Task directions — In full and without alteration, write out the data below.

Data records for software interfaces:
───
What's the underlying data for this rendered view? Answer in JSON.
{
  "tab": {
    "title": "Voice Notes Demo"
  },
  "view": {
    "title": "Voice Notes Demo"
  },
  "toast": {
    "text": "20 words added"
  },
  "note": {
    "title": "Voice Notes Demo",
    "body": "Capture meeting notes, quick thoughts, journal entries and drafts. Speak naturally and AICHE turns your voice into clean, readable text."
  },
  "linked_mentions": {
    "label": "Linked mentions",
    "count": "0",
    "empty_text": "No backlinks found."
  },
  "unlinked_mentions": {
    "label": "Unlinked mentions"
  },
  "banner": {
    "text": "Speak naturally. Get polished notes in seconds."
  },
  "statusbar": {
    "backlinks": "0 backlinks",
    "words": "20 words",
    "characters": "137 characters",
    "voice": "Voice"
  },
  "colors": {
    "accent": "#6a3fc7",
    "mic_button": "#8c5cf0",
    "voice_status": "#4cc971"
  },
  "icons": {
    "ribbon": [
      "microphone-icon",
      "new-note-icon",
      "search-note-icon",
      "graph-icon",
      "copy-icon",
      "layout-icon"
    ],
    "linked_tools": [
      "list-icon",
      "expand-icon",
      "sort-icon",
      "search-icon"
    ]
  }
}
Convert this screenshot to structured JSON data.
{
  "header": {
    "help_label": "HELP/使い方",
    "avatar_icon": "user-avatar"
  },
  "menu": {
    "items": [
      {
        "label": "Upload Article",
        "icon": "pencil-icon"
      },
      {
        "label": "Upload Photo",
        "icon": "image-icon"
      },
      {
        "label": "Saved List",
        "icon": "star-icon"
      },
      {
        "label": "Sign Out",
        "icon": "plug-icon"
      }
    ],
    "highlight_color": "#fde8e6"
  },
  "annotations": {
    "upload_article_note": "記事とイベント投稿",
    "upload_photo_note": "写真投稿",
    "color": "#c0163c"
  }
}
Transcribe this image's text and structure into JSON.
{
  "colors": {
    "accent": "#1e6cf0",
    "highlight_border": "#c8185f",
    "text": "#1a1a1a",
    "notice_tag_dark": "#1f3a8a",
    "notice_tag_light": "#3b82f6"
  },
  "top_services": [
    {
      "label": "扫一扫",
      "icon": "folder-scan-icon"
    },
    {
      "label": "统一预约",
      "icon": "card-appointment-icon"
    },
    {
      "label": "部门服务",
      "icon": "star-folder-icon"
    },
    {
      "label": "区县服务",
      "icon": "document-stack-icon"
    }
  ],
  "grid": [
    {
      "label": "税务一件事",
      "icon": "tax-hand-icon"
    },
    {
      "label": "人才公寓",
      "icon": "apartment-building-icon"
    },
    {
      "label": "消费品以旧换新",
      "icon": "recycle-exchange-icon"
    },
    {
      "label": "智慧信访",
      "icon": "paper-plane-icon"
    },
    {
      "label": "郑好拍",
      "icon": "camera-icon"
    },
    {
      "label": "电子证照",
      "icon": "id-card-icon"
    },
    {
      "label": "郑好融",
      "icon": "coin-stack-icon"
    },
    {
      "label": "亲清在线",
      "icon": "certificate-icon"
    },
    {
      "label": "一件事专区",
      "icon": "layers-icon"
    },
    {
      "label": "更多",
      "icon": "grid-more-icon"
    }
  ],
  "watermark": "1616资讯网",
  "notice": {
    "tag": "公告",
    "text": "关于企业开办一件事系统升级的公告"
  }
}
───
Answer to this exercise —
What's the underlying data for this rendered view? Answer in JSON.
{
  "tab": {
    "title": "Voice Notes Demo"
  },
  "view": {
    "title": "Voice Notes Demo"
  },
  "toast": {
    "text": "20 words added"
  },
  "note": {
    "title": "Voice Notes Demo",
    "body": "Capture meeting notes, quick thoughts, journal entries and drafts. Speak naturally and AICHE turns your voice into clean, readable text."
  },
  "linked_mentions": {
    "label": "Linked mentions",
    "count": "0",
    "empty_text": "No backlinks found."
  },
  "unlinked_mentions": {
    "label": "Unlinked mentions"
  },
  "banner": {
    "text": "Speak naturally. Get polished notes in seconds."
  },
  "statusbar": {
    "backlinks": "0 backlinks",
    "words": "20 words",
    "characters": "137 characters",
    "voice": "Voice"
  },
  "colors": {
    "accent": "#6a3fc7",
    "mic_button": "#8c5cf0",
    "voice_status": "#4cc971"
  },
  "icons": {
    "ribbon": [
      "microphone-icon",
      "new-note-icon",
      "search-note-icon",
      "graph-icon",
      "copy-icon",
      "layout-icon"
    ],
    "linked_tools": [
      "list-icon",
      "expand-icon",
      "sort-icon",
      "search-icon"
    ]
  }
}
Convert this screenshot to structured JSON data.
{
  "header": {
    "help_label": "HELP/使い方",
    "avatar_icon": "user-avatar"
  },
  "menu": {
    "items": [
      {
        "label": "Upload Article",
        "icon": "pencil-icon"
      },
      {
        "label": "Upload Photo",
        "icon": "image-icon"
      },
      {
        "label": "Saved List",
        "icon": "star-icon"
      },
      {
        "label": "Sign Out",
        "icon": "plug-icon"
      }
    ],
    "highlight_color": "#fde8e6"
  },
  "annotations": {
    "upload_article_note": "記事とイベント投稿",
    "upload_photo_note": "写真投稿",
    "color": "#c0163c"
  }
}
Transcribe this image's text and structure into JSON.
{
  "colors": {
    "accent": "#1e6cf0",
    "highlight_border": "#c8185f",
    "text": "#1a1a1a",
    "notice_tag_dark": "#1f3a8a",
    "notice_tag_light": "#3b82f6"
  },
  "top_services": [
    {
      "label": "扫一扫",
      "icon": "folder-scan-icon"
    },
    {
      "label": "统一预约",
      "icon": "card-appointment-icon"
    },
    {
      "label": "部门服务",
      "icon": "star-folder-icon"
    },
    {
      "label": "区县服务",
      "icon": "document-stack-icon"
    }
  ],
  "grid": [
    {
      "label": "税务一件事",
      "icon": "tax-hand-icon"
    },
    {
      "label": "人才公寓",
      "icon": "apartment-building-icon"
    },
    {
      "label": "消费品以旧换新",
      "icon": "recycle-exchange-icon"
    },
    {
      "label": "智慧信访",
      "icon": "paper-plane-icon"
    },
    {
      "label": "郑好拍",
      "icon": "camera-icon"
    },
    {
      "label": "电子证照",
      "icon": "id-card-icon"
    },
    {
      "label": "郑好融",
      "icon": "coin-stack-icon"
    },
    {
      "label": "亲清在线",
      "icon": "certificate-icon"
    },
    {
      "label": "一件事专区",
      "icon": "layers-icon"
    },
    {
      "label": "更多",
      "icon": "grid-more-icon"
    }
  ],
  "watermark": "1616资讯网",
  "notice": {
    "tag": "公告",
    "text": "关于企业开办一件事系统升级的公告"
  }
}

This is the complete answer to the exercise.